|GICs||0.1% to 1.85% ³||Generally are liquid but if cashed before maturity are subject to a fee.||Credit risk is dependant on the issuer. Riskier than Government bonds and only guaranteed to a limit (usually $100,000).|
|Corporate Bonds (Investment Grade)||3.06% ⁴||High credit rating issued by a leading credit rating agency. Pay a higher interest than Government Bonds and GICs. Generally has good liquidity.||Credit risk is dependant on the issuer. They are risker than Government Bonds & GICs, but have a high credit rating, putting them in the Investment Grade category.Foreign currency risk associated with non-Canadian issuers.|
|Corporate Bonds (Below Investment Grade)||3% to 5%||Pays a higher interest rate as a result of its low credit rating.||Below-investment grade credit rating issued by a leading credit rating agency, making it higher risk. Liquidity can also be a challenge, especially in a down market.Foreign currency risk associated with non-Canadian issuers.|
|Mortgage Funds (Residential)||7% to 8%||Pay a higher interest rate.Credit risk is mitigated by a registered lien on residential property.Most are able to offer quarterly liquidity.Not correlated to public markets.||Private funds are not rated and therefore investors must rely on the local real estate market where the fund issues the loans.|
1: 1 to 3 year average yield per Bank of Canada website as of Mar 29/21.
2: short-term to long-term rates.
3: 1 year to 5 year per RBC.
4: Moody’s Seasoned Aaa Corp Bond Yield.
Private Credit Funds (Closed end funds) – Investors who are able to access the private market may choose to invest in closed end funds. These funds typically have a high minimum investment (usually $1 million or more). These funds target interest yield in excess of 7%. Closed end funds are not liquid and as a result, investors must commit to locking up their money until the end of the investment term (generally between 5 to 10 years). Essentially investors trade off liquidity for an expected higher return. Risk will vary depending on the investment strategy, typically these funds tend to be higher on the risk spectrum as transparency is limited and performance is dependant on the manager’s underwriting expertise.
Preferred Shares – Investors are increasingly turning to preferred shares as an alternative to bonds. Although they are equity in nature and pay dividends (not interest), they offer bond like characteristics if they offer a fixed dividend. They tend to be liquid if they are publicly traded. They vary in risk, depending on the company profile and the dividend yield should be matched to the risk by investors or advisors.

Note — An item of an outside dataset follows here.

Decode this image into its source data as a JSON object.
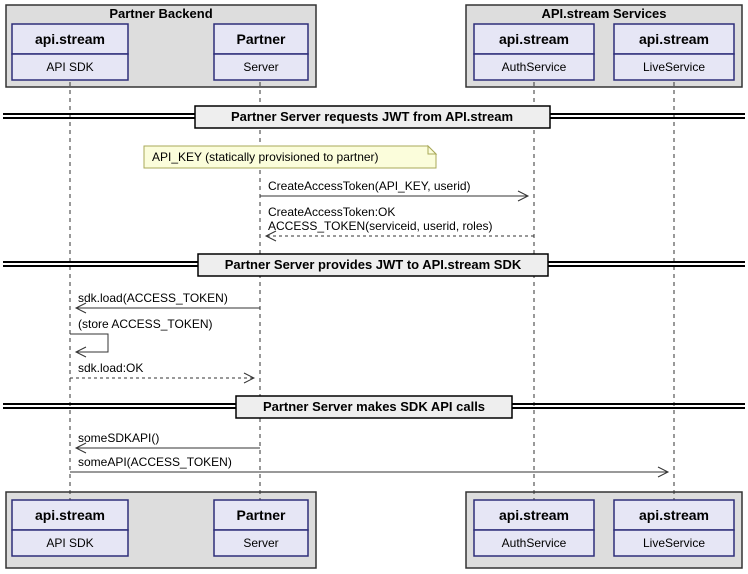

Dividend Stocks – It may sound counter-intuitive to invest in a stock if the goal is to diversify away from equities. However, in the search for yield, more investors are looking to high-dividend paying stocks that behave like fixed income. Certain “Blue Chip” companies with a long history of consistent earnings who pay most of their earnings to investors as dividends, have been able to attract some fixed income investors who classify high paying dividend stocks as “bond-like”.

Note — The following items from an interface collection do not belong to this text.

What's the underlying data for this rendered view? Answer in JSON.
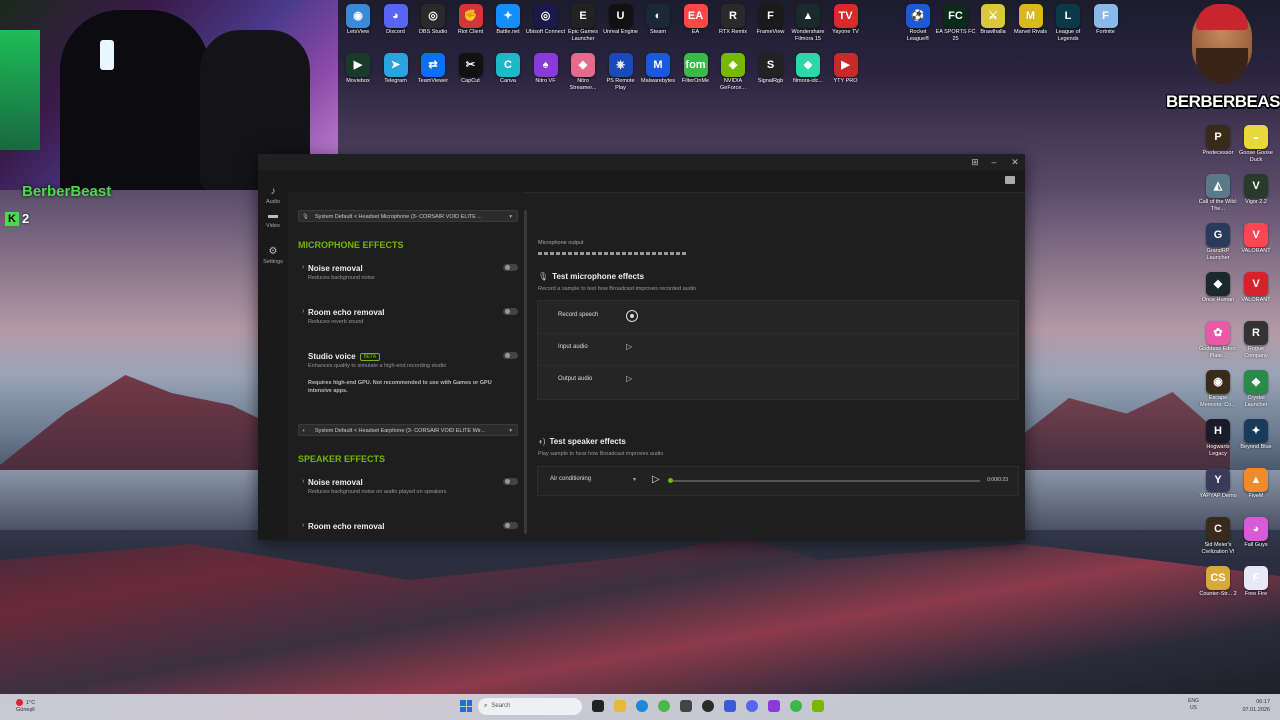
{
  "webcam": {
    "streamer_name": "BerberBeast",
    "kick_count": "2",
    "kick_icon": "K"
  },
  "brand_logo": {
    "text": "BERBERBEAST"
  },
  "desktop_top_row1": [
    {
      "label": "LetsView",
      "icon": "letsview-icon",
      "color": "#3a8ad8",
      "glyph": "◉"
    },
    {
      "label": "Discord",
      "icon": "discord-icon",
      "color": "#5865f2",
      "glyph": "◕"
    },
    {
      "label": "OBS Studio",
      "icon": "obs-icon",
      "color": "#2a2a2a",
      "glyph": "◎"
    },
    {
      "label": "Riot Client",
      "icon": "riot-icon",
      "color": "#d13639",
      "glyph": "✊"
    },
    {
      "label": "Battle.net",
      "icon": "battlenet-icon",
      "color": "#148eff",
      "glyph": "✦"
    },
    {
      "label": "Ubisoft Connect",
      "icon": "ubisoft-icon",
      "color": "#1a1a4a",
      "glyph": "◎"
    },
    {
      "label": "Epic Games Launcher",
      "icon": "epic-icon",
      "color": "#222222",
      "glyph": "E"
    },
    {
      "label": "Unreal Engine",
      "icon": "unreal-icon",
      "color": "#111111",
      "glyph": "U"
    },
    {
      "label": "Steam",
      "icon": "steam-icon",
      "color": "#1b2838",
      "glyph": "◐"
    },
    {
      "label": "EA",
      "icon": "ea-icon",
      "color": "#ff4747",
      "glyph": "EA"
    },
    {
      "label": "RTX Remix",
      "icon": "rtx-remix-icon",
      "color": "#2a2a2a",
      "glyph": "R"
    },
    {
      "label": "FrameView",
      "icon": "frameview-icon",
      "color": "#1a1a1a",
      "glyph": "F"
    },
    {
      "label": "Wondershare Filmora 15",
      "icon": "filmora-icon",
      "color": "#1a2a2a",
      "glyph": "▲"
    },
    {
      "label": "Yayone TV",
      "icon": "tv-icon",
      "color": "#d82a2a",
      "glyph": "TV"
    }
  ],
  "desktop_top_row2": [
    {
      "label": "Moviebox",
      "icon": "moviebox-icon",
      "color": "#1a3a2a",
      "glyph": "▶"
    },
    {
      "label": "Telegram",
      "icon": "telegram-icon",
      "color": "#2aa3df",
      "glyph": "➤"
    },
    {
      "label": "TeamViewer",
      "icon": "teamviewer-icon",
      "color": "#0e6ff0",
      "glyph": "⇄"
    },
    {
      "label": "CapCut",
      "icon": "capcut-icon",
      "color": "#111111",
      "glyph": "✂"
    },
    {
      "label": "Canva",
      "icon": "canva-icon",
      "color": "#1fb8c8",
      "glyph": "C"
    },
    {
      "label": "Nitro VF",
      "icon": "nitro-icon",
      "color": "#8a3ad8",
      "glyph": "♠"
    },
    {
      "label": "Nitro Streamer...",
      "icon": "nitro-streamer-icon",
      "color": "#e86a8a",
      "glyph": "◆"
    },
    {
      "label": "PS Remote Play",
      "icon": "ps-remote-icon",
      "color": "#1a4ab8",
      "glyph": "⎈"
    },
    {
      "label": "Malwarebytes",
      "icon": "malwarebytes-icon",
      "color": "#1a5ad8",
      "glyph": "M"
    },
    {
      "label": "FilterOnMe",
      "icon": "filteronme-icon",
      "color": "#3ab84a",
      "glyph": "fom"
    },
    {
      "label": "NVIDIA GeForce...",
      "icon": "nvidia-icon",
      "color": "#76b900",
      "glyph": "◈"
    },
    {
      "label": "SignalRgb",
      "icon": "signalrgb-icon",
      "color": "#222222",
      "glyph": "S"
    },
    {
      "label": "filmora-idc...",
      "icon": "filmora-idc-icon",
      "color": "#2ad8a8",
      "glyph": "◆"
    },
    {
      "label": "YTY PRO",
      "icon": "ytypro-icon",
      "color": "#c82a2a",
      "glyph": "▶"
    }
  ],
  "desktop_top_right": [
    {
      "label": "Rocket League®",
      "icon": "rocket-league-icon",
      "color": "#1a5ad8",
      "glyph": "⚽"
    },
    {
      "label": "EA SPORTS FC 25",
      "icon": "fc25-icon",
      "color": "#0a2a1a",
      "glyph": "FC"
    },
    {
      "label": "Brawlhalla",
      "icon": "brawlhalla-icon",
      "color": "#d8c83a",
      "glyph": "⚔"
    },
    {
      "label": "Marvel Rivals",
      "icon": "marvel-rivals-icon",
      "color": "#d8b81a",
      "glyph": "M"
    },
    {
      "label": "League of Legends",
      "icon": "lol-icon",
      "color": "#0a3a4a",
      "glyph": "L"
    },
    {
      "label": "Fortnite",
      "icon": "fortnite-icon",
      "color": "#8ab8e8",
      "glyph": "F"
    }
  ],
  "desktop_right_col": [
    {
      "label": "Predecessor",
      "icon": "predecessor-icon",
      "color": "#3a2a1a",
      "glyph": "P"
    },
    {
      "label": "Goose Goose Duck",
      "icon": "goose-icon",
      "color": "#e8d83a",
      "glyph": "◒"
    },
    {
      "label": "Call of the Wild: The...",
      "icon": "cotw-icon",
      "color": "#5a7a8a",
      "glyph": "◭"
    },
    {
      "label": "Vigor 2.2",
      "icon": "vigor-icon",
      "color": "#2a3a2a",
      "glyph": "V"
    },
    {
      "label": "GrandRP Launcher",
      "icon": "grandrp-icon",
      "color": "#2a3a5a",
      "glyph": "G"
    },
    {
      "label": "VALORANT",
      "icon": "valorant-icon",
      "color": "#ff4655",
      "glyph": "V"
    },
    {
      "label": "Once Human",
      "icon": "once-human-icon",
      "color": "#1a2a2a",
      "glyph": "◆"
    },
    {
      "label": "VALORANT",
      "icon": "valorant-icon-2",
      "color": "#d8222a",
      "glyph": "V"
    },
    {
      "label": "Goddess Eden: Plate...",
      "icon": "goddess-icon",
      "color": "#e85aa8",
      "glyph": "✿"
    },
    {
      "label": "Rogue Company",
      "icon": "rogue-icon",
      "color": "#333333",
      "glyph": "R"
    },
    {
      "label": "Escape Memoirs: Co...",
      "icon": "escape-icon",
      "color": "#3a2a1a",
      "glyph": "◉"
    },
    {
      "label": "Crystal Launcher",
      "icon": "crystal-icon",
      "color": "#2a8a4a",
      "glyph": "◆"
    },
    {
      "label": "Hogwarts Legacy",
      "icon": "hogwarts-icon",
      "color": "#1a1a2a",
      "glyph": "H"
    },
    {
      "label": "Beyond Blue",
      "icon": "beyond-blue-icon",
      "color": "#1a3a5a",
      "glyph": "✦"
    },
    {
      "label": "YAPYAP Demo",
      "icon": "yapyap-icon",
      "color": "#3a3a5a",
      "glyph": "Y"
    },
    {
      "label": "FiveM",
      "icon": "fivem-icon",
      "color": "#f08a2a",
      "glyph": "▲"
    },
    {
      "label": "Sid Meier's Civilization VI",
      "icon": "civ-icon",
      "color": "#3a2a1a",
      "glyph": "C"
    },
    {
      "label": "Fall Guys",
      "icon": "fall-guys-icon",
      "color": "#d85ad8",
      "glyph": "◕"
    },
    {
      "label": "Counter-Str... 2",
      "icon": "cs2-icon",
      "color": "#d8a83a",
      "glyph": "CS"
    },
    {
      "label": "Free Fire",
      "icon": "free-fire-icon",
      "color": "#e8e8f8",
      "glyph": "F"
    }
  ],
  "app": {
    "nav": [
      {
        "label": "Audio",
        "icon": "audio-icon"
      },
      {
        "label": "Video",
        "icon": "video-icon"
      },
      {
        "label": "Settings",
        "icon": "gear-icon"
      }
    ],
    "mic_source": "System Default < Headset Microphone (3- CORSAIR VOID ELITE ...",
    "mic_section_title": "MICROPHONE EFFECTS",
    "mic_effects": [
      {
        "name": "Noise removal",
        "desc": "Reduces background noise"
      },
      {
        "name": "Room echo removal",
        "desc": "Reduces reverb sound"
      },
      {
        "name": "Studio voice",
        "badge": "BETA",
        "desc": "Enhances quality to simulate a high-end recording studio",
        "warning": "Requires high-end GPU. Not recommended to use with Games or GPU intensive apps."
      }
    ],
    "speaker_source": "System Default < Headset Earphone (3- CORSAIR VOID ELITE Wir...",
    "speaker_section_title": "SPEAKER EFFECTS",
    "speaker_effects": [
      {
        "name": "Noise removal",
        "desc": "Reduces background noise on audio played on speakers"
      },
      {
        "name": "Room echo removal",
        "desc": ""
      }
    ],
    "mic_output_label": "Microphone output",
    "test_mic_title": "Test microphone effects",
    "test_mic_sub": "Record a sample to test how Broadcast improves recorded audio",
    "test_rows": [
      {
        "label": "Record speech"
      },
      {
        "label": "Input audio"
      },
      {
        "label": "Output audio"
      }
    ],
    "test_speaker_title": "Test speaker effects",
    "test_speaker_sub": "Play sample to hear how Broadcast improves audio",
    "sample_name": "Air conditioning",
    "sample_time": "0:00/0:23",
    "sample_progress": 0
  },
  "taskbar": {
    "weather_temp": "1°C",
    "weather_desc": "Güneşli",
    "search_placeholder": "Search",
    "lang": "ENG",
    "lang_sub": "US",
    "time": "06:17",
    "date": "07.01.2026"
  }
}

There are still places to find yield, despite this new low interest rate environment which is likely to persist well into the future. With inflation expected to rise (Central banks are targeting 2% annual inflation), investors should consider “real returns” which is the return after adjusting for inflation. In the past, Government Bonds and GICs were heavily used by investors to provide ballast and diversification. It is highly questionable that they can be used for the same purpose going forward. Corporate Bonds, Mortgage Funds and other Private Funds may be a good source of higher interest rates and investors should continue to consider their investment horizon and risk tolerance, seeking appropriate advice, to determine how to position fixed income with their portfolio in this new world of low interest rates.

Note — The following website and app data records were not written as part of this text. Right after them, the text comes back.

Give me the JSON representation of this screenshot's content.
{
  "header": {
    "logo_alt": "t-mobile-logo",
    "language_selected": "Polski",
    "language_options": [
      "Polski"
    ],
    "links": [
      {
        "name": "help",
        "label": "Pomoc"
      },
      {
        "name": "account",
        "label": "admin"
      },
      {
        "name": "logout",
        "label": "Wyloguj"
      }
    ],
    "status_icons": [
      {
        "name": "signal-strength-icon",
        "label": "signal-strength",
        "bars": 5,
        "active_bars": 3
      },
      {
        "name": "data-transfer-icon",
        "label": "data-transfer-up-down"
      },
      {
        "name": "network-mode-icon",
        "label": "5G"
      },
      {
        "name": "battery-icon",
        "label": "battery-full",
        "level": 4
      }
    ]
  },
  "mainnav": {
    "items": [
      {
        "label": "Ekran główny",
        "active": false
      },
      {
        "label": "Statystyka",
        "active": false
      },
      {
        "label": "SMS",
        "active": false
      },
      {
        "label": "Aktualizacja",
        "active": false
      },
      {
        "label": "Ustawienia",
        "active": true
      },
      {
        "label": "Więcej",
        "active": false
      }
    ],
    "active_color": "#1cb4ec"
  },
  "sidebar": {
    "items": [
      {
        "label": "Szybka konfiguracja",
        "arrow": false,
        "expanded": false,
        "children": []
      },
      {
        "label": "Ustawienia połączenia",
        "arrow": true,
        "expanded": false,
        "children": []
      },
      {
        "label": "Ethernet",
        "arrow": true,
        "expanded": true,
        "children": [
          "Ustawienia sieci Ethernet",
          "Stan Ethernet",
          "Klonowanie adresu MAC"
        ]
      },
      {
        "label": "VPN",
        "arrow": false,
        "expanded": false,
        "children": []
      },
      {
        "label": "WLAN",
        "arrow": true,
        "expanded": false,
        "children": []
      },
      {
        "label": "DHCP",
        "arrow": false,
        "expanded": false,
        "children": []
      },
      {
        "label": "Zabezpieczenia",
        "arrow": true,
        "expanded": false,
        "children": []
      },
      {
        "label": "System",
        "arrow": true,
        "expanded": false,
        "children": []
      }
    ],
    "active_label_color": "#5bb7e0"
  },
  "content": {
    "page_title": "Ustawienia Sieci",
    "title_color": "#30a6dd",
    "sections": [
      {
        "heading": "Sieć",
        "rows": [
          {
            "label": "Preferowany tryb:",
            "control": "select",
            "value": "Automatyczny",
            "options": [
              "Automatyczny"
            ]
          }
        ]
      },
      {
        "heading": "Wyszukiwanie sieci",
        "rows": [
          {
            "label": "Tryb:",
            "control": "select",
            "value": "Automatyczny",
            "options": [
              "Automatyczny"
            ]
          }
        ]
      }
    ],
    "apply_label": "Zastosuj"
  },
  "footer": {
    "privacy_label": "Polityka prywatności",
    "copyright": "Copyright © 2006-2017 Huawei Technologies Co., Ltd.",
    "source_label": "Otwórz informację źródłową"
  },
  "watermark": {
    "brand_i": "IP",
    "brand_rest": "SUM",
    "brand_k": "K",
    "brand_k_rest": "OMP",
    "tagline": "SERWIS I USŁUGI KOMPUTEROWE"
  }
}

Views expressed are those of the author and are subject to change. While any third-party data used is considered reliable, its accuracy is not guaranteed. For professional or institutional investors only.